Nothing in the data may change. Copy all of it exactly.

Component data from apps and pages
● ● ● ● ● ● ●
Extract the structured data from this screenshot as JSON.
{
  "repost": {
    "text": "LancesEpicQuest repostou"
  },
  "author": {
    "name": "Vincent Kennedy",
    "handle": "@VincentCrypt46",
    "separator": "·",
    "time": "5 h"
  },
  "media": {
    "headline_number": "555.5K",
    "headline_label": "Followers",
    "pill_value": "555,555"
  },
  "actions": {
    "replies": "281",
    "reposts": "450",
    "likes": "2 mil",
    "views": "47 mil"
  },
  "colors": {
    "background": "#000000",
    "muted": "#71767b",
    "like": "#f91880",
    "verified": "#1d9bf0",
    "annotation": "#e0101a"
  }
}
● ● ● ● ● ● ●
- _Solved problem_
Extract the structured data from this screenshot as JSON.
{
  "repost": {
    "text": "LancesEpicQuest repostou"
  },
  "author": {
    "name": "Vincent Kennedy",
    "handle": "@VincentCrypt46",
    "separator": "·",
    "time": "5 h"
  },
  "media": {
    "headline_number": "555.5K",
    "headline_label": "Followers",
    "pill_value": "555,555"
  },
  "actions": {
    "replies": "281",
    "reposts": "450",
    "likes": "2 mil",
    "views": "47 mil"
  },
  "colors": {
    "background": "#000000",
    "muted": "#71767b",
    "like": "#f91880",
    "verified": "#1d9bf0",
    "annotation": "#e0101a"
  }
}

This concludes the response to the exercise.